Facebook and the Open Compute Project (OCP) announced Wednesday that they’ve made huge strides toward the goal of setting standards for the most efficient server, storage and data center hardware available for scalable computing. Facebook launched OCP 18 months ago hoping to crowdsource the problem of creating better hardware for high-scale computing. From its start with one member, Facebook, and 200 participants, the group now has more than 50 member companies and saw more than 2,000 participants attend this week’s Open Compute Platform Summit in Santa Clara, Calif.

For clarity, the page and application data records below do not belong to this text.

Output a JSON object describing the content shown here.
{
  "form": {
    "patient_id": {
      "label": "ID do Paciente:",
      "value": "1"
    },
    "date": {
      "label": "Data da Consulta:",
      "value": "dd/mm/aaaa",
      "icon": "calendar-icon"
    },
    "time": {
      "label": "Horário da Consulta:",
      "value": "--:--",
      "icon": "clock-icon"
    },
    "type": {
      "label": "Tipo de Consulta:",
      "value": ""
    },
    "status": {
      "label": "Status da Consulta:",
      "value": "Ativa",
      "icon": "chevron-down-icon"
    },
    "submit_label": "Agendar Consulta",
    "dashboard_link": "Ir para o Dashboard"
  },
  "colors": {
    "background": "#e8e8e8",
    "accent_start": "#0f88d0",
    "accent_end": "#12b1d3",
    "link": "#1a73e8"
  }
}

In its quest to figure out how best to build efficient, scalable data centers, the Open Compute Project is looking to students and other independent people for ideas. Thus the hackathon at the Open Compute Summit on Wednesday. While most hackathons focus on coding, Facebook and Open Compute are hoping to use tools from companies such as UpVerter and GrabCAD to help make the collaborative problem-solving that occurs so easily around code, happen in hardware. These companies offer web-based collaboration software with UpVerter letting engineers share circuit designs and libraries and GrabCAD performing a similar service for mechanical designs.
SANTA CLARA, Calif. — This morning, Facebook and a slew of big names in cloud computing and data center hardware unleashed a whole boatload of news — new hardware designs, new jobs, and new partnerships — all around the Open Compute Project. AMD and Intel both showed off some new hardware products. Rackspace announced it has customized its own server hardware around OCP designs — and contributed its customizations back to the project. And Fusion-io was talking about its new 3.2TB ioScale card, also an OCP product.
MENLO PARK, California — Since you last saw Frank Frankovsky, his beard has grown to epic lengths. And it suits him. As the man at the center of Facebook’s Open Compute Project, Frankovsky spent the last two years rethinking the very essence of the computer hardware that runs the company’s massive social network — and sharing his ever-evolving data center ideology with the rest of the tech world. He’s a kind of hardware philosopher. And now he looks like one too.
It’s hard to believe that the Open Compute Project was founded just a little over 18 months ago. At our first Summit, in June 2011, we had 200 participants, one official member (Facebook), and exactly three technology contributions (all from Facebook). Today, as nearly 2,000 people converge on Santa Clara to kick off the fourth OCP Summit, we have more than 50 official members and dozens of contributions from a wide variety of technology suppliers and consumers.
Chipmaker AMD has developed a server platform that borrows some design features from servers Facebook designed for its own data centers but open-sourced through the Open Compute Project. The platform, AMD Open 3.0, is a modified version of the Facebook Open-Compute server design called V2, a design AMD was involved in. Open 3.0 is powered by AMD’s Opteron 6300 series processors.
SANTA CLARA, Calif. – Perhaps the best sign of the progress made by the Open Compute Project is that companies as diverse as Rackspace Hosting, Fidelity Investments and Goldman Sachs are all running servers based on these “open hardware” designs in their data centers. In less than two years, the Open Compute Project (OCP) has grown far beyond its origins as a showcase for Facebook’s design innovations, evolving into an active community building cutting-edge hardware, disrupting the traditional IT supply chain, and laying the groundwork for future innovation.